● Problem statement: Should any entry seem unclear, still set it down exactly as given, along with all the others.

App and web page records
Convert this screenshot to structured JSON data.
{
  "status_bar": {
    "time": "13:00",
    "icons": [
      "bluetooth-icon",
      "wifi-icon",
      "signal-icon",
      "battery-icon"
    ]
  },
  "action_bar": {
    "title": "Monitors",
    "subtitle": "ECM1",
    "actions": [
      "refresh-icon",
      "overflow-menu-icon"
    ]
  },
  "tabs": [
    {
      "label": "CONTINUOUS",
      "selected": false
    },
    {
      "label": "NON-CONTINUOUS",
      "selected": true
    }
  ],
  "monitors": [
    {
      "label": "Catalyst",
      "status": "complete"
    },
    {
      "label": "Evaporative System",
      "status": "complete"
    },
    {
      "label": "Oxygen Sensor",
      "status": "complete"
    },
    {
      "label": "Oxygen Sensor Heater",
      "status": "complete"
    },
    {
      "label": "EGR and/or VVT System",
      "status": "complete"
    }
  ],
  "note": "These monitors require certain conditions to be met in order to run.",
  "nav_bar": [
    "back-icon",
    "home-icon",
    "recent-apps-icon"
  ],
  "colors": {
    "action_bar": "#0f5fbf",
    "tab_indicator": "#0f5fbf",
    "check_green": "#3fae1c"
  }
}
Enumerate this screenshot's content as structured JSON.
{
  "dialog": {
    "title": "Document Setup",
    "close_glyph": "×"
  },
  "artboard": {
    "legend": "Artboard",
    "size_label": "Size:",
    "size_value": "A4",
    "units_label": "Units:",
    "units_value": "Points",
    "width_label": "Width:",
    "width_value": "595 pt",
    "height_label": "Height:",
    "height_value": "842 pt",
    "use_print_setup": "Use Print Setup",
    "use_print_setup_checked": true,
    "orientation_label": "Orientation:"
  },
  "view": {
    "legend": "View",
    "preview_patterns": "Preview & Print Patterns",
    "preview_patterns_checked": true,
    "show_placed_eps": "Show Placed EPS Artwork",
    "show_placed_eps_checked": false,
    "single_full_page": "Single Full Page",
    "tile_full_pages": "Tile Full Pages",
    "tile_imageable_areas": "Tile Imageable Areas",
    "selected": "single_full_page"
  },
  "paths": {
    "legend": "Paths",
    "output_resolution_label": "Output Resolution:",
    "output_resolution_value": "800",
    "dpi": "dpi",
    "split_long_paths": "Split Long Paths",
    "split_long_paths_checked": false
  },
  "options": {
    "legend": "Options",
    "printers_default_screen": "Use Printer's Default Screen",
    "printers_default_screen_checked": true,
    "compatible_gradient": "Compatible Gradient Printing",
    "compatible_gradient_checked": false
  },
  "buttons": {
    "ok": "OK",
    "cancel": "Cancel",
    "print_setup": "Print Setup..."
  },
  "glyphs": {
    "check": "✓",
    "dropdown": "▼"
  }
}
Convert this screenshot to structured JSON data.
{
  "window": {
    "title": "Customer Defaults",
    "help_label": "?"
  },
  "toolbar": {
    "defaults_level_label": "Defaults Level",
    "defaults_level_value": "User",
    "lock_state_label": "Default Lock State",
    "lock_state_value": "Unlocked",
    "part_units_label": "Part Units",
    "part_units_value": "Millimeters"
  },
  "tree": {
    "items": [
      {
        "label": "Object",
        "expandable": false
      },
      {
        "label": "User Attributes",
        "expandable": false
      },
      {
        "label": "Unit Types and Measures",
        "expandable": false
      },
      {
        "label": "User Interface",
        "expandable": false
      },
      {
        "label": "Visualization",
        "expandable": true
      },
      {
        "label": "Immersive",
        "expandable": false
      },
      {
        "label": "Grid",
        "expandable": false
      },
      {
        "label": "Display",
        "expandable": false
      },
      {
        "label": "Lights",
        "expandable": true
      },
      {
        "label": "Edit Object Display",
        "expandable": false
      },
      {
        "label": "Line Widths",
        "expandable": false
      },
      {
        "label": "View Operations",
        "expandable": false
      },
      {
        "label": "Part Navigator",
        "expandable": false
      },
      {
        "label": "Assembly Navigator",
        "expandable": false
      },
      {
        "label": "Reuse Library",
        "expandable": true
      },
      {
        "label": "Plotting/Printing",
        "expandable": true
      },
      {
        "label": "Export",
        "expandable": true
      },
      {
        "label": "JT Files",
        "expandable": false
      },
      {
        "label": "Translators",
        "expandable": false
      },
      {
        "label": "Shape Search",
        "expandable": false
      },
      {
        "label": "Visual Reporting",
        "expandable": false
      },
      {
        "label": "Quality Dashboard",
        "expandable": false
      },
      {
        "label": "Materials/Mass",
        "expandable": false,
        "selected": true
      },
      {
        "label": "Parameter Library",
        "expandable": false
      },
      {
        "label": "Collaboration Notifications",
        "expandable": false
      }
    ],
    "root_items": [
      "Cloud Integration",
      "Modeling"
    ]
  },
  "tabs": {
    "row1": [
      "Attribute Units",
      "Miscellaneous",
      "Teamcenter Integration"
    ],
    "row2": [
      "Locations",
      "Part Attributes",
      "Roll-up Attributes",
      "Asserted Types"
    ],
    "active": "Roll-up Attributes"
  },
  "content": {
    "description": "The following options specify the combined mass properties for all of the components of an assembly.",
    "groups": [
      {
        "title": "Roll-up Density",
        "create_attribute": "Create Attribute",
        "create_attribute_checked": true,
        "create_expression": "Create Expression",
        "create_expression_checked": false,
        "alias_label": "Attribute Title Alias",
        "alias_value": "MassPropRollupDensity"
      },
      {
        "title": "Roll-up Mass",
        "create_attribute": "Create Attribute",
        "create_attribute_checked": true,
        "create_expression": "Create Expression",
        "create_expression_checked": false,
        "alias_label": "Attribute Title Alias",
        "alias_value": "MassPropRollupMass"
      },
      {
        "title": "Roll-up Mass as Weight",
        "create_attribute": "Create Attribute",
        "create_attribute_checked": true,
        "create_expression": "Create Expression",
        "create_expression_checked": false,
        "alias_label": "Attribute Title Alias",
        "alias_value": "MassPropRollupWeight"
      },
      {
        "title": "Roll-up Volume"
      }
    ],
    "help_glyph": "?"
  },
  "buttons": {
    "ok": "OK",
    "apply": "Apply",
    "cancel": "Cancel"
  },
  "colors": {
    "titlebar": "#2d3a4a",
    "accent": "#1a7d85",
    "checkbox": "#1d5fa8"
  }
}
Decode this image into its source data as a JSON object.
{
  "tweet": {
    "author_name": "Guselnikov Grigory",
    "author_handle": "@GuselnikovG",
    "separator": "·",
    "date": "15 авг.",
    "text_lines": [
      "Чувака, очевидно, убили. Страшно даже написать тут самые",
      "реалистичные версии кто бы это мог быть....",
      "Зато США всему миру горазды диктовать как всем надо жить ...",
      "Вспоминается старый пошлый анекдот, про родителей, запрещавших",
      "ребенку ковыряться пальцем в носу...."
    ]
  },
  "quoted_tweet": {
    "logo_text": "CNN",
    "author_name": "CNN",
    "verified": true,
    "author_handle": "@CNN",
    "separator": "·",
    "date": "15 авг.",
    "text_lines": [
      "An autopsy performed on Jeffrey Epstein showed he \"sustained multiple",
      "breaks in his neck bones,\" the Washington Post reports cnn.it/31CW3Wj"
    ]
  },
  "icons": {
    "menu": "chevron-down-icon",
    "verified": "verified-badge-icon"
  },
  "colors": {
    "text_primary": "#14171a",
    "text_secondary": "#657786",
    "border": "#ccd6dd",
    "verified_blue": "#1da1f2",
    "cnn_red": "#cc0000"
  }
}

● Expected answer:
Convert this screenshot to structured JSON data.
{
  "status_bar": {
    "time": "13:00",
    "icons": [
      "bluetooth-icon",
      "wifi-icon",
      "signal-icon",
      "battery-icon"
    ]
  },
  "action_bar": {
    "title": "Monitors",
    "subtitle": "ECM1",
    "actions": [
      "refresh-icon",
      "overflow-menu-icon"
    ]
  },
  "tabs": [
    {
      "label": "CONTINUOUS",
      "selected": false
    },
    {
      "label": "NON-CONTINUOUS",
      "selected": true
    }
  ],
  "monitors": [
    {
      "label": "Catalyst",
      "status": "complete"
    },
    {
      "label": "Evaporative System",
      "status": "complete"
    },
    {
      "label": "Oxygen Sensor",
      "status": "complete"
    },
    {
      "label": "Oxygen Sensor Heater",
      "status": "complete"
    },
    {
      "label": "EGR and/or VVT System",
      "status": "complete"
    }
  ],
  "note": "These monitors require certain conditions to be met in order to run.",
  "nav_bar": [
    "back-icon",
    "home-icon",
    "recent-apps-icon"
  ],
  "colors": {
    "action_bar": "#0f5fbf",
    "tab_indicator": "#0f5fbf",
    "check_green": "#3fae1c"
  }
}
Enumerate this screenshot's content as structured JSON.
{
  "dialog": {
    "title": "Document Setup",
    "close_glyph": "×"
  },
  "artboard": {
    "legend": "Artboard",
    "size_label": "Size:",
    "size_value": "A4",
    "units_label": "Units:",
    "units_value": "Points",
    "width_label": "Width:",
    "width_value": "595 pt",
    "height_label": "Height:",
    "height_value": "842 pt",
    "use_print_setup": "Use Print Setup",
    "use_print_setup_checked": true,
    "orientation_label": "Orientation:"
  },
  "view": {
    "legend": "View",
    "preview_patterns": "Preview & Print Patterns",
    "preview_patterns_checked": true,
    "show_placed_eps": "Show Placed EPS Artwork",
    "show_placed_eps_checked": false,
    "single_full_page": "Single Full Page",
    "tile_full_pages": "Tile Full Pages",
    "tile_imageable_areas": "Tile Imageable Areas",
    "selected": "single_full_page"
  },
  "paths": {
    "legend": "Paths",
    "output_resolution_label": "Output Resolution:",
    "output_resolution_value": "800",
    "dpi": "dpi",
    "split_long_paths": "Split Long Paths",
    "split_long_paths_checked": false
  },
  "options": {
    "legend": "Options",
    "printers_default_screen": "Use Printer's Default Screen",
    "printers_default_screen_checked": true,
    "compatible_gradient": "Compatible Gradient Printing",
    "compatible_gradient_checked": false
  },
  "buttons": {
    "ok": "OK",
    "cancel": "Cancel",
    "print_setup": "Print Setup..."
  },
  "glyphs": {
    "check": "✓",
    "dropdown": "▼"
  }
}
Convert this screenshot to structured JSON data.
{
  "window": {
    "title": "Customer Defaults",
    "help_label": "?"
  },
  "toolbar": {
    "defaults_level_label": "Defaults Level",
    "defaults_level_value": "User",
    "lock_state_label": "Default Lock State",
    "lock_state_value": "Unlocked",
    "part_units_label": "Part Units",
    "part_units_value": "Millimeters"
  },
  "tree": {
    "items": [
      {
        "label": "Object",
        "expandable": false
      },
      {
        "label": "User Attributes",
        "expandable": false
      },
      {
        "label": "Unit Types and Measures",
        "expandable": false
      },
      {
        "label": "User Interface",
        "expandable": false
      },
      {
        "label": "Visualization",
        "expandable": true
      },
      {
        "label": "Immersive",
        "expandable": false
      },
      {
        "label": "Grid",
        "expandable": false
      },
      {
        "label": "Display",
        "expandable": false
      },
      {
        "label": "Lights",
        "expandable": true
      },
      {
        "label": "Edit Object Display",
        "expandable": false
      },
      {
        "label": "Line Widths",
        "expandable": false
      },
      {
        "label": "View Operations",
        "expandable": false
      },
      {
        "label": "Part Navigator",
        "expandable": false
      },
      {
        "label": "Assembly Navigator",
        "expandable": false
      },
      {
        "label": "Reuse Library",
        "expandable": true
      },
      {
        "label": "Plotting/Printing",
        "expandable": true
      },
      {
        "label": "Export",
        "expandable": true
      },
      {
        "label": "JT Files",
        "expandable": false
      },
      {
        "label": "Translators",
        "expandable": false
      },
      {
        "label": "Shape Search",
        "expandable": false
      },
      {
        "label": "Visual Reporting",
        "expandable": false
      },
      {
        "label": "Quality Dashboard",
        "expandable": false
      },
      {
        "label": "Materials/Mass",
        "expandable": false,
        "selected": true
      },
      {
        "label": "Parameter Library",
        "expandable": false
      },
      {
        "label": "Collaboration Notifications",
        "expandable": false
      }
    ],
    "root_items": [
      "Cloud Integration",
      "Modeling"
    ]
  },
  "tabs": {
    "row1": [
      "Attribute Units",
      "Miscellaneous",
      "Teamcenter Integration"
    ],
    "row2": [
      "Locations",
      "Part Attributes",
      "Roll-up Attributes",
      "Asserted Types"
    ],
    "active": "Roll-up Attributes"
  },
  "content": {
    "description": "The following options specify the combined mass properties for all of the components of an assembly.",
    "groups": [
      {
        "title": "Roll-up Density",
        "create_attribute": "Create Attribute",
        "create_attribute_checked": true,
        "create_expression": "Create Expression",
        "create_expression_checked": false,
        "alias_label": "Attribute Title Alias",
        "alias_value": "MassPropRollupDensity"
      },
      {
        "title": "Roll-up Mass",
        "create_attribute": "Create Attribute",
        "create_attribute_checked": true,
        "create_expression": "Create Expression",
        "create_expression_checked": false,
        "alias_label": "Attribute Title Alias",
        "alias_value": "MassPropRollupMass"
      },
      {
        "title": "Roll-up Mass as Weight",
        "create_attribute": "Create Attribute",
        "create_attribute_checked": true,
        "create_expression": "Create Expression",
        "create_expression_checked": false,
        "alias_label": "Attribute Title Alias",
        "alias_value": "MassPropRollupWeight"
      },
      {
        "title": "Roll-up Volume"
      }
    ],
    "help_glyph": "?"
  },
  "buttons": {
    "ok": "OK",
    "apply": "Apply",
    "cancel": "Cancel"
  },
  "colors": {
    "titlebar": "#2d3a4a",
    "accent": "#1a7d85",
    "checkbox": "#1d5fa8"
  }
}
Decode this image into its source data as a JSON object.
{
  "tweet": {
    "author_name": "Guselnikov Grigory",
    "author_handle": "@GuselnikovG",
    "separator": "·",
    "date": "15 авг.",
    "text_lines": [
      "Чувака, очевидно, убили. Страшно даже написать тут самые",
      "реалистичные версии кто бы это мог быть....",
      "Зато США всему миру горазды диктовать как всем надо жить ...",
      "Вспоминается старый пошлый анекдот, про родителей, запрещавших",
      "ребенку ковыряться пальцем в носу...."
    ]
  },
  "quoted_tweet": {
    "logo_text": "CNN",
    "author_name": "CNN",
    "verified": true,
    "author_handle": "@CNN",
    "separator": "·",
    "date": "15 авг.",
    "text_lines": [
      "An autopsy performed on Jeffrey Epstein showed he \"sustained multiple",
      "breaks in his neck bones,\" the Washington Post reports cnn.it/31CW3Wj"
    ]
  },
  "icons": {
    "menu": "chevron-down-icon",
    "verified": "verified-badge-icon"
  },
  "colors": {
    "text_primary": "#14171a",
    "text_secondary": "#657786",
    "border": "#ccd6dd",
    "verified_blue": "#1da1f2",
    "cnn_red": "#cc0000"
  }
}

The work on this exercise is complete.